Local law enforcement agencies and FBI looking to share resources

Published 11:45 am Wednesday, January 18, 2023

Getting your Trinity Audio player ready...

Local law enforcement agencies and representatives from the Federal Bureau of Investigation (FBI) met on Tuesday (Jan. 17) to discuss how they can build mutually beneficial partnerships. 

The meeting took place at the Inner Banks STEM Center in Washington. 

Representatives from the FBI, NCIS, U.S. Coast Guard, Beaufort County Sheriff’s Office and Washington Police Department exchanged contact information, learned about each agency’s jurisdiction, community outreach and discussed how the agencies could best collaborate. 

For example, former Chief of Countering Terrorism and President of the Inner Banks STEM Center Alvin Powell explained that while the FBI possesses a vast amount of resources and services it can give to local agencies, the flip side is that agencies can introduce the FBI to citizens who have established a trusting relationship with them and who are cooperative witnesses to criminal activity.  

“Each agency has its unique resources and capabilities,” Powell said. “You can leverage your resources and do a better job serving the public if let’s say the FBI is able to support a local organization’s investigation or vice versa.” 

Powell said during his time working for the FBI “some of the most significant cases he worked on  were developed from local contacts from state and local law enforcement. “

Greg Coates, a supervisory special agent for the FBI, said in more rural areas like Beaufort County, the organization helps local law enforcement to strategize and offer resources. Coates said the most common crimes the FBI can assist local law enforcement with are missing children, crimes against children, public corruption investigations, counter intelligence, counter terrorism, organized crimes, investigations, drug investigations and violent crime investigations. He said the FBI can give its expertise on cases that local law enforcement is working to solve.   

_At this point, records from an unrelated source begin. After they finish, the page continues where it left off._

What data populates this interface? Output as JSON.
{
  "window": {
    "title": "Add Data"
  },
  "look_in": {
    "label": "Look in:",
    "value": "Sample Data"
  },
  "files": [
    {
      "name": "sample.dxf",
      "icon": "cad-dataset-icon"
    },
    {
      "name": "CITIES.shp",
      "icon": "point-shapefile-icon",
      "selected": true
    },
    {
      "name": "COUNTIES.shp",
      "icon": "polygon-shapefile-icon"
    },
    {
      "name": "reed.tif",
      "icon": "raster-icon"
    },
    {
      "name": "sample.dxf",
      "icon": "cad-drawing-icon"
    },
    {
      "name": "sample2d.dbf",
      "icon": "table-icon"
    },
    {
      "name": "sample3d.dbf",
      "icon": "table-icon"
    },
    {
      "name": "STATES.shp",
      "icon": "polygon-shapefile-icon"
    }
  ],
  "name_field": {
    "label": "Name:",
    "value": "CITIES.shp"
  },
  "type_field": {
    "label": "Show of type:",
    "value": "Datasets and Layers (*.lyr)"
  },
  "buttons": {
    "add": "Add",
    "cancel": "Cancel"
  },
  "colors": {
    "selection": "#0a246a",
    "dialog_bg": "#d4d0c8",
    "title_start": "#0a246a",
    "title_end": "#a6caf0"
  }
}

Coates and his colleague were at the meeting on Tuesday, because in recent history the interaction between Beaufort County and the FBI has been limited, because both organizations have been very busy. He said the FBI is creating a greater footprint in eastern North Carolina.